A competition to design new hospice uniforms is an opportunity to see how multi-faceted hospice care is on the broader scale, and how smaller details can make a difference in the end-of-life care patients receive.
This new grief is different. For one thing, it includes the loved one with the diagnosis. It also draws in the entire family into a prolonged crisis that some of our interviewees aptly described as "learning to live with death."
Those of us in hospice care see one's final days as a continuous part of life's journey, not a land wholly separate and apart. The language and customs are familiar, not foreign, and the travelers are not strangers but are essentially like us.
The suffering and loss of dignity that are so central to the Kevorkian/Levinson view of serious illness aren't inevitable. Although you'd never know it from this film, there are alternatives to Kevorkian's death machine.
Commercial funeral practices put gallons of embalming fluid, and tons of metal and exotic hardwoods into the ground. And I was surprised to learn that cremation is equally polluting and energy-intensive.
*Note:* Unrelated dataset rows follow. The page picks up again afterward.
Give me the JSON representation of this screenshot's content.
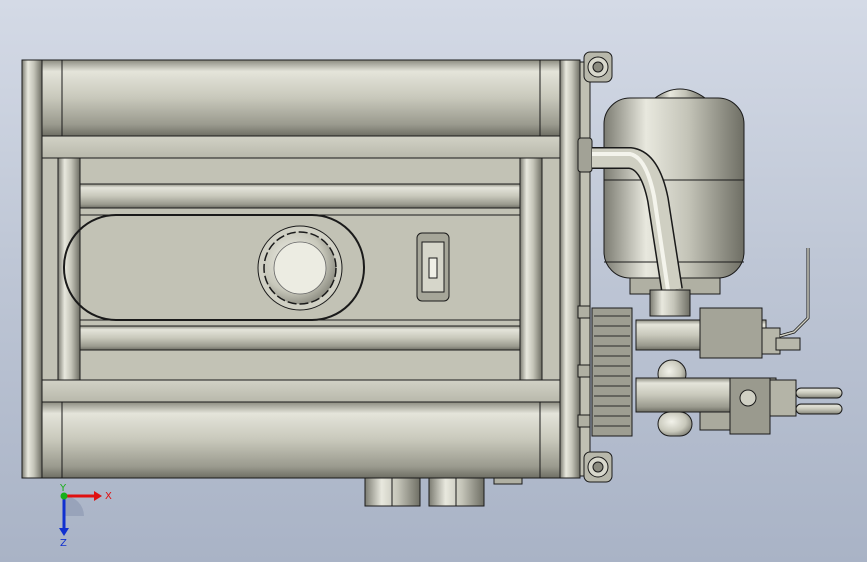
{
  "viewport": {
    "background_top": "#d4dae6",
    "background_bottom": "#a9b3c6"
  },
  "model": {
    "body_color": "#c9c9bc",
    "shade_color": "#8f8f84",
    "edge_color": "#1a1a1a"
  },
  "triad": {
    "x_label": "X",
    "y_label": "Y",
    "z_label": "Z",
    "x_color": "#e01010",
    "y_color": "#18b018",
    "z_color": "#1030d0"
  }
}
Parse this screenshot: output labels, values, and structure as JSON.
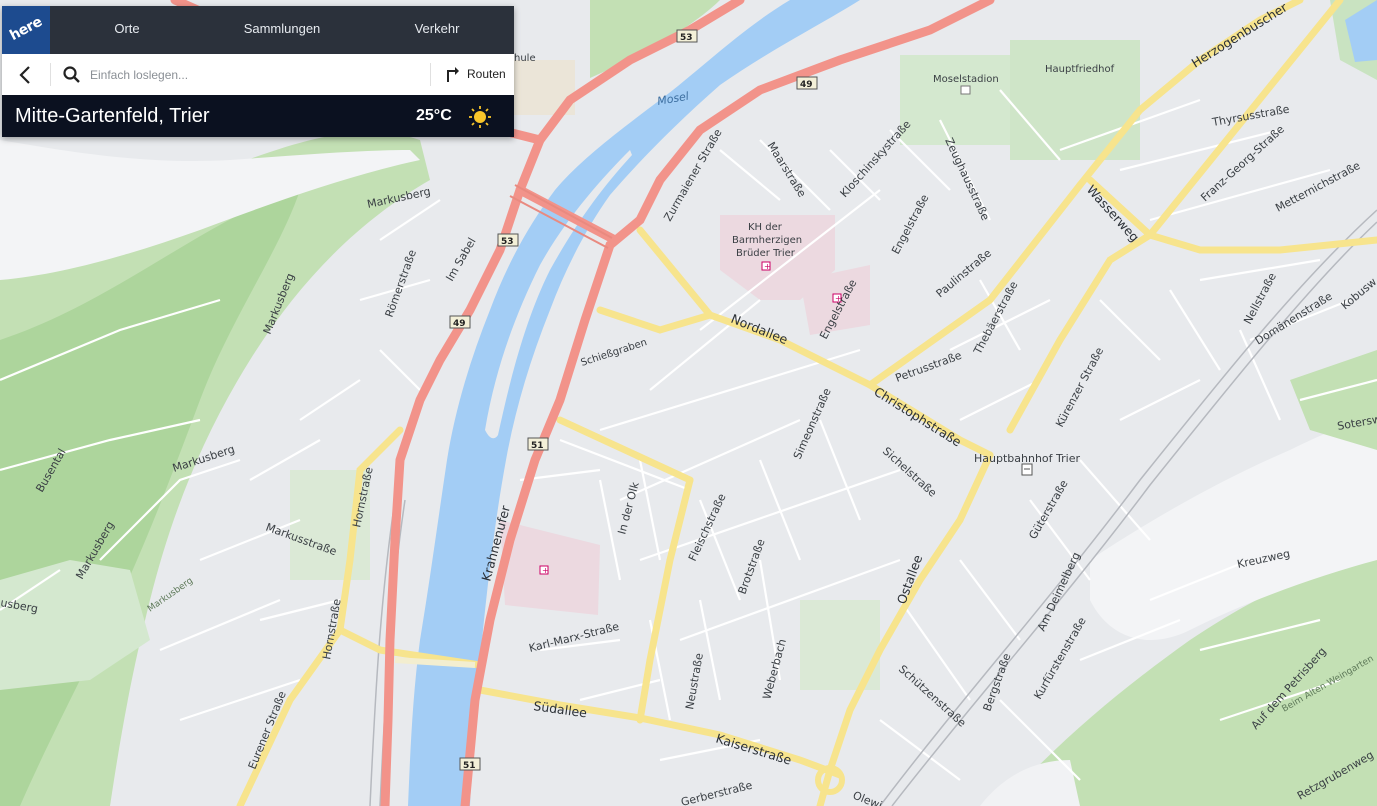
{
  "app": {
    "logo_text": "here",
    "nav": [
      {
        "label": "Orte"
      },
      {
        "label": "Sammlungen"
      },
      {
        "label": "Verkehr"
      }
    ]
  },
  "search": {
    "placeholder": "Einfach loslegen...",
    "value": "",
    "route_label": "Routen"
  },
  "location": {
    "name": "Mitte-Gartenfeld, Trier",
    "temperature": "25°C",
    "weather_icon": "sun-icon"
  },
  "map": {
    "river_label": "Mosel",
    "shields": [
      "53",
      "49",
      "53",
      "49",
      "51",
      "51"
    ],
    "streets": [
      "Nordallee",
      "Christophstraße",
      "Ostallee",
      "Südallee",
      "Kaiserstraße",
      "Krahnenufer",
      "Wasserweg",
      "Herzogenbuscher",
      "Paulinstraße",
      "Zurmaiener Straße",
      "Maarstraße",
      "Kloschinskystraße",
      "Zeughausstraße",
      "Engelstraße",
      "Engelstraße",
      "Thyrsusstraße",
      "Franz-Georg-Straße",
      "Metternichstraße",
      "Nellstraße",
      "Domänenstraße",
      "Kobusw",
      "Thebäerstraße",
      "Petrusstraße",
      "Kürenzer Straße",
      "Simeonstraße",
      "Sichelstraße",
      "Hauptbahnhof Trier",
      "Güterstraße",
      "Am Deimelberg",
      "Kreuzweg",
      "Kurfürstenstraße",
      "Bergstraße",
      "Schützenstraße",
      "Weberbach",
      "Brotstraße",
      "Fleischstraße",
      "In der Olk",
      "Neustraße",
      "Karl-Marx-Straße",
      "Hornstraße",
      "Hornstraße",
      "Eurener Straße",
      "Markusstraße",
      "Markusberg",
      "Markusberg",
      "Markusberg",
      "Markusberg",
      "Busental",
      "Römerstraße",
      "Im Sabel",
      "Schießgraben",
      "Gerberstraße",
      "Auf dem Petrisberg",
      "Beim Alten Weingarten",
      "Retzgrubenweg",
      "Sotersw",
      "Olewi",
      "Moselstadion",
      "Hauptfriedhof",
      "KH der",
      "Barmherzigen",
      "Brüder Trier",
      "Markusberg",
      "usberg",
      "hule"
    ]
  },
  "colors": {
    "water": "#a3cdf5",
    "land": "#e8eaed",
    "park": "#c9e3c1",
    "forest": "#b6d9a8",
    "major_road": "#f2938a",
    "main_road": "#f7e48d",
    "hospital": "#ecd9e0",
    "nav_bg": "#2b313b",
    "info_bg": "#0b1120",
    "logo_bg": "#1d4b8f"
  }
}
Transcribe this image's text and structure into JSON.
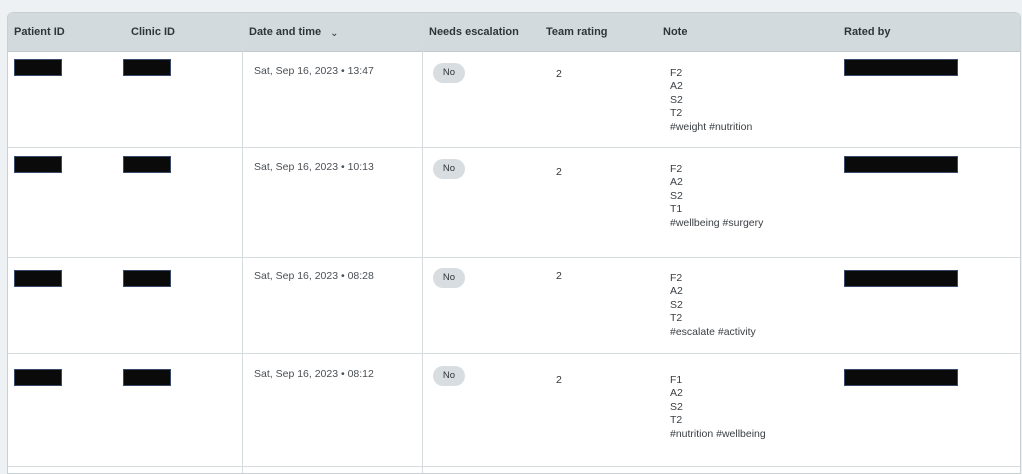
{
  "columns": {
    "patient_id": "Patient ID",
    "clinic_id": "Clinic ID",
    "date_time": "Date and time",
    "needs_escalation": "Needs escalation",
    "team_rating": "Team rating",
    "note": "Note",
    "rated_by": "Rated by"
  },
  "rows": [
    {
      "datetime": "Sat, Sep 16, 2023 • 13:47",
      "escalation": "No",
      "rating": "2",
      "note": [
        "F2",
        "A2",
        "S2",
        "T2",
        "#weight #nutrition"
      ]
    },
    {
      "datetime": "Sat, Sep 16, 2023 • 10:13",
      "escalation": "No",
      "rating": "2",
      "note": [
        "F2",
        "A2",
        "S2",
        "T1",
        "#wellbeing #surgery"
      ]
    },
    {
      "datetime": "Sat, Sep 16, 2023 • 08:28",
      "escalation": "No",
      "rating": "2",
      "note": [
        "F2",
        "A2",
        "S2",
        "T2",
        "#escalate #activity"
      ]
    },
    {
      "datetime": "Sat, Sep 16, 2023 • 08:12",
      "escalation": "No",
      "rating": "2",
      "note": [
        "F1",
        "A2",
        "S2",
        "T2",
        "#nutrition #wellbeing"
      ]
    }
  ],
  "colors": {
    "header_bg": "#d3dade",
    "pill_bg": "#d7dde1",
    "redaction": "#0a0a0a",
    "page_bg": "#eef1f3"
  },
  "icons": {
    "sort": "chevron-down-icon"
  }
}
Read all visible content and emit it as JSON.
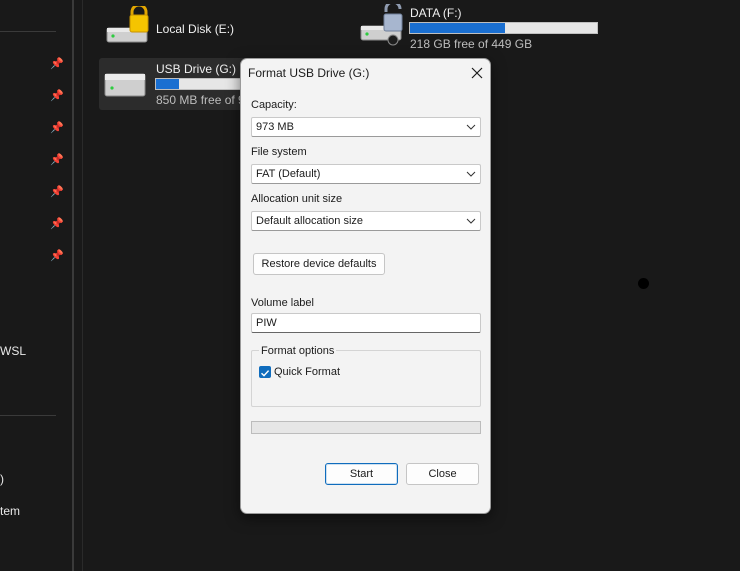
{
  "nav": {
    "items": [
      "WSL",
      ")",
      "tem"
    ]
  },
  "drives": {
    "e": {
      "name": "Local Disk (E:)"
    },
    "f": {
      "name": "DATA (F:)",
      "free": "218 GB free of 449 GB",
      "used_fraction": 0.51
    },
    "g": {
      "name": "USB Drive (G:)",
      "free": "850 MB free of 9",
      "used_fraction": 0.25
    }
  },
  "dialog": {
    "title": "Format USB Drive (G:)",
    "capacity_label": "Capacity:",
    "capacity_value": "973 MB",
    "filesystem_label": "File system",
    "filesystem_value": "FAT (Default)",
    "alloc_label": "Allocation unit size",
    "alloc_value": "Default allocation size",
    "restore_label": "Restore device defaults",
    "volume_label_label": "Volume label",
    "volume_label_value": "PIW",
    "format_options_label": "Format options",
    "quick_format_label": "Quick Format",
    "quick_format_checked": true,
    "progress": 0,
    "start_label": "Start",
    "close_label": "Close"
  },
  "colors": {
    "accent": "#0f6cbd",
    "drive_bar": "#1a6fd1",
    "background": "#191919",
    "dialog_bg": "#f3f3f3"
  }
}
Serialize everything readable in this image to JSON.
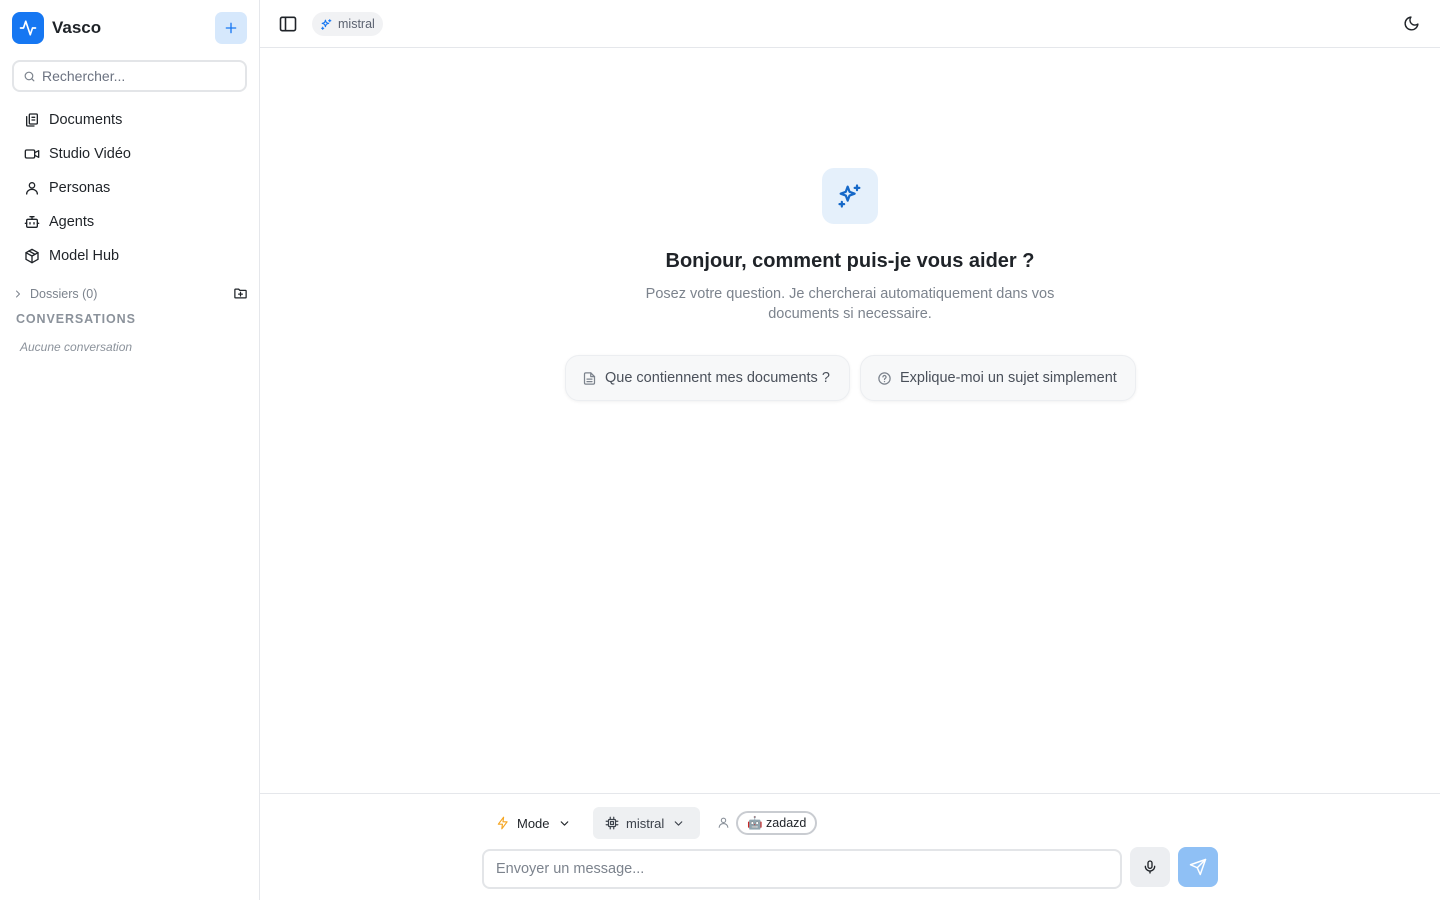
{
  "app": {
    "name": "Vasco"
  },
  "sidebar": {
    "search_placeholder": "Rechercher...",
    "items": [
      {
        "label": "Documents",
        "icon": "documents-icon"
      },
      {
        "label": "Studio Vidéo",
        "icon": "video-icon"
      },
      {
        "label": "Personas",
        "icon": "user-icon"
      },
      {
        "label": "Agents",
        "icon": "bot-icon"
      },
      {
        "label": "Model Hub",
        "icon": "package-icon"
      }
    ],
    "folders_label": "Dossiers (0)",
    "conversations_title": "CONVERSATIONS",
    "conversations_empty": "Aucune conversation"
  },
  "topbar": {
    "model": "mistral"
  },
  "hero": {
    "title": "Bonjour, comment puis-je vous aider ?",
    "subtitle": "Posez votre question. Je chercherai automatiquement dans vos documents si necessaire."
  },
  "suggestions": [
    {
      "label": "Que contiennent mes documents ?",
      "icon": "file-icon"
    },
    {
      "label": "Explique-moi un sujet simplement",
      "icon": "help-circle-icon"
    }
  ],
  "composer": {
    "mode_label": "Mode",
    "model_label": "mistral",
    "persona_label": "🤖 zadazd",
    "input_placeholder": "Envoyer un message..."
  },
  "colors": {
    "accent": "#1677f2",
    "accent_soft": "#d6e8fc",
    "send_button": "#8fc0f5",
    "mode_icon": "#f5a623"
  }
}
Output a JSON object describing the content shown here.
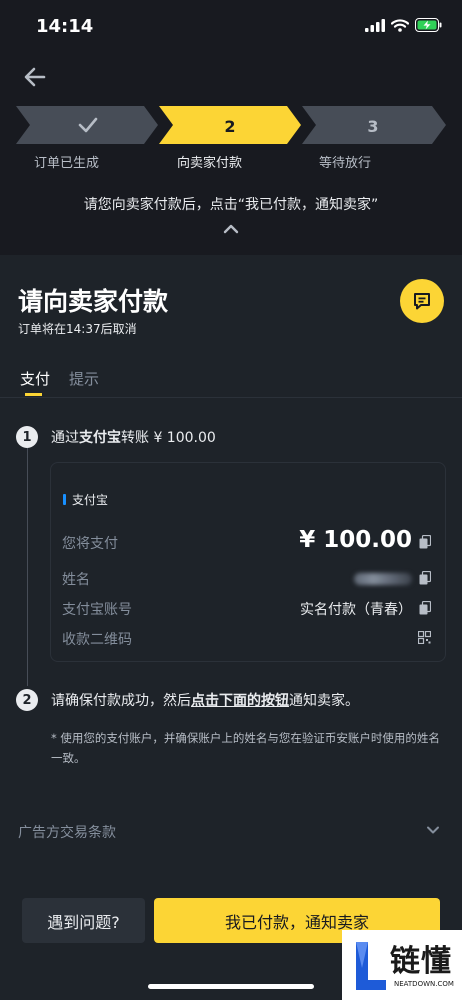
{
  "status_bar": {
    "time": "14:14"
  },
  "steps": [
    {
      "number": "✓",
      "label": "订单已生成",
      "state": "done"
    },
    {
      "number": "2",
      "label": "向卖家付款",
      "state": "active"
    },
    {
      "number": "3",
      "label": "等待放行",
      "state": "pending"
    }
  ],
  "instruction": "请您向卖家付款后，点击“我已付款，通知卖家”",
  "title": "请向卖家付款",
  "subtitle": "订单将在14:37后取消",
  "tabs": {
    "pay": "支付",
    "tips": "提示"
  },
  "step1": {
    "num": "1",
    "prefix": "通过",
    "method": "支付宝",
    "suffix": "转账 ¥ 100.00"
  },
  "card": {
    "tag": "支付宝",
    "rows": {
      "amount_label": "您将支付",
      "amount_value": "¥ 100.00",
      "name_label": "姓名",
      "account_label": "支付宝账号",
      "account_value": "实名付款（青春）",
      "qr_label": "收款二维码"
    }
  },
  "step2": {
    "num": "2",
    "prefix": "请确保付款成功，然后",
    "link": "点击下面的按钮",
    "suffix": "通知卖家。"
  },
  "note": "* 使用您的支付账户，并确保账户上的姓名与您在验证币安账户时使用的姓名一致。",
  "terms": "广告方交易条款",
  "buttons": {
    "problem": "遇到问题?",
    "paid": "我已付款，通知卖家"
  },
  "watermark": {
    "text": "链懂",
    "sub": "NEATDOWN.COM"
  },
  "colors": {
    "accent": "#fcd535",
    "background": "#1e2329",
    "header_bg": "#181a20",
    "alipay_blue": "#1890ff"
  }
}
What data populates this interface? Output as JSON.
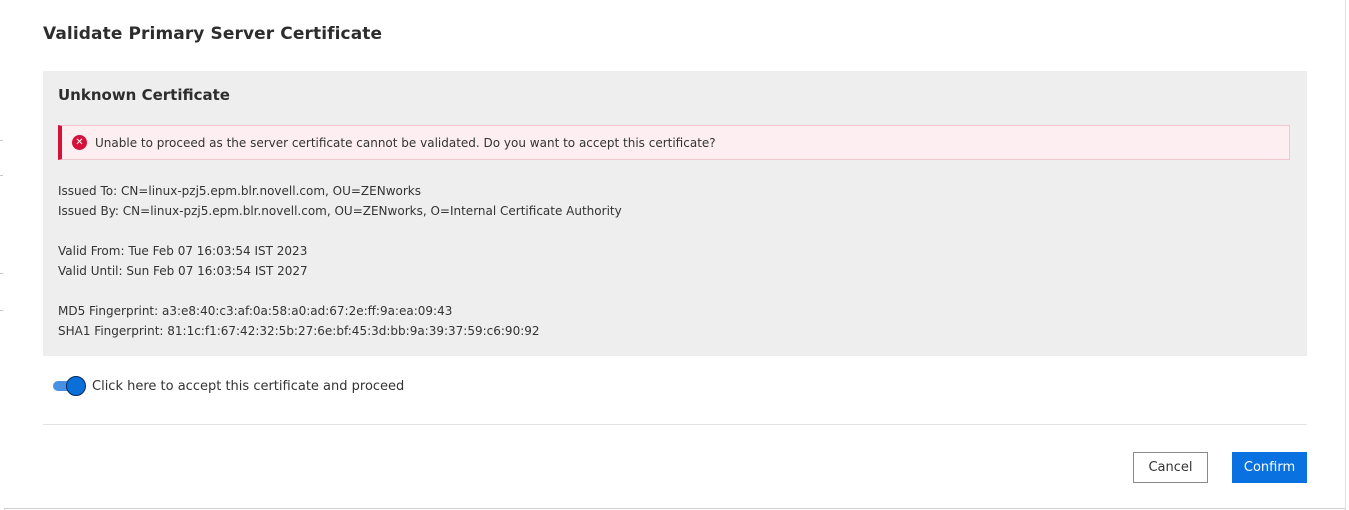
{
  "dialog": {
    "title": "Validate Primary Server Certificate"
  },
  "certificate": {
    "heading": "Unknown Certificate",
    "alert": {
      "icon": "error-circle-icon",
      "text": "Unable to proceed as the server certificate cannot be validated. Do you want to accept this certificate?"
    },
    "issued_to": "Issued To: CN=linux-pzj5.epm.blr.novell.com, OU=ZENworks",
    "issued_by": "Issued By: CN=linux-pzj5.epm.blr.novell.com, OU=ZENworks, O=Internal Certificate Authority",
    "valid_from": "Valid From: Tue Feb 07 16:03:54 IST 2023",
    "valid_until": "Valid Until: Sun Feb 07 16:03:54 IST 2027",
    "md5": "MD5 Fingerprint: a3:e8:40:c3:af:0a:58:a0:ad:67:2e:ff:9a:ea:09:43",
    "sha1": "SHA1 Fingerprint: 81:1c:f1:67:42:32:5b:27:6e:bf:45:3d:bb:9a:39:37:59:c6:90:92"
  },
  "accept_toggle": {
    "label": "Click here to accept this certificate and proceed",
    "checked": true
  },
  "footer": {
    "cancel_label": "Cancel",
    "confirm_label": "Confirm"
  },
  "colors": {
    "accent": "#0a72e0",
    "error": "#d5113a",
    "panel_bg": "#eeeeee",
    "alert_bg": "#fdeff1"
  }
}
More than ever, we need Congress to take end-of-life care seriously. We still need legislation that will encourage physicians to take the time to talk to patients about the choices that are available to them.